## Dataset entries:
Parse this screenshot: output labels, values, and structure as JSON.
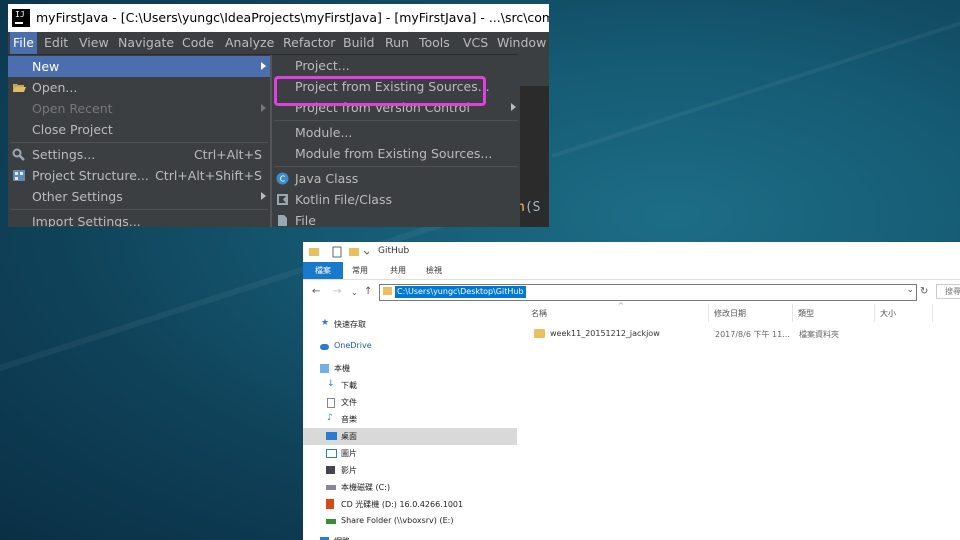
{
  "ide": {
    "title": "myFirstJava - [C:\\Users\\yungc\\IdeaProjects\\myFirstJava] - [myFirstJava] - ...\\src\\com\\compan",
    "menubar": [
      "File",
      "Edit",
      "View",
      "Navigate",
      "Code",
      "Analyze",
      "Refactor",
      "Build",
      "Run",
      "Tools",
      "VCS",
      "Window"
    ],
    "file_menu": [
      {
        "label": "New",
        "shortcut": "",
        "submenu": true,
        "selected": true
      },
      {
        "label": "Open...",
        "shortcut": "",
        "icon": "folder-open-icon"
      },
      {
        "label": "Open Recent",
        "shortcut": "",
        "submenu": true,
        "disabled": true
      },
      {
        "label": "Close Project",
        "shortcut": ""
      },
      {
        "label": "Settings...",
        "shortcut": "Ctrl+Alt+S",
        "icon": "wrench-icon"
      },
      {
        "label": "Project Structure...",
        "shortcut": "Ctrl+Alt+Shift+S",
        "icon": "project-structure-icon"
      },
      {
        "label": "Other Settings",
        "shortcut": "",
        "submenu": true
      },
      {
        "label": "Import Settings...",
        "shortcut": ""
      }
    ],
    "new_submenu": [
      {
        "label": "Project..."
      },
      {
        "label": "Project from Existing Sources...",
        "highlighted": true
      },
      {
        "label": "Project from Version Control",
        "submenu": true
      },
      {
        "label": "Module..."
      },
      {
        "label": "Module from Existing Sources..."
      },
      {
        "label": "Java Class",
        "icon": "java-class-icon"
      },
      {
        "label": "Kotlin File/Class",
        "icon": "kotlin-icon"
      },
      {
        "label": "File",
        "icon": "file-icon"
      }
    ],
    "code_fragment": {
      "fn": "n",
      "rest": "(S"
    },
    "colors": {
      "menu_bg": "#3c3f41",
      "selection": "#4b6eaf",
      "highlight_box": "#e040e0"
    }
  },
  "explorer": {
    "title": "GitHub",
    "ribbon_tabs": [
      "檔案",
      "常用",
      "共用",
      "檢視"
    ],
    "address_path": "C:\\Users\\yungc\\Desktop\\GitHub",
    "search_placeholder": "搜尋",
    "nav_items": [
      {
        "label": "快速存取",
        "icon": "star-icon"
      },
      {
        "label": "OneDrive",
        "icon": "cloud-icon"
      },
      {
        "label": "本機",
        "icon": "computer-icon"
      },
      {
        "label": "下載",
        "icon": "download-icon"
      },
      {
        "label": "文件",
        "icon": "document-icon"
      },
      {
        "label": "音樂",
        "icon": "music-icon"
      },
      {
        "label": "桌面",
        "icon": "desktop-icon",
        "selected": true
      },
      {
        "label": "圖片",
        "icon": "picture-icon"
      },
      {
        "label": "影片",
        "icon": "video-icon"
      },
      {
        "label": "本機磁碟 (C:)",
        "icon": "drive-icon"
      },
      {
        "label": "CD 光碟機 (D:) 16.0.4266.1001",
        "icon": "office-icon"
      },
      {
        "label": "Share Folder (\\\\vboxsrv) (E:)",
        "icon": "network-drive-icon"
      },
      {
        "label": "網路",
        "icon": "network-icon"
      }
    ],
    "columns": [
      "名稱",
      "修改日期",
      "類型",
      "大小"
    ],
    "files": [
      {
        "name": "week11_20151212_jackjow",
        "modified": "2017/8/6 下午 11...",
        "type": "檔案資料夾",
        "size": ""
      }
    ]
  }
}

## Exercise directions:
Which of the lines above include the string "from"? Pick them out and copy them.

## Solution:
        "label": "Project from Existing Sources...",
        "label": "Project from Version Control",
        "label": "Module from Existing Sources..."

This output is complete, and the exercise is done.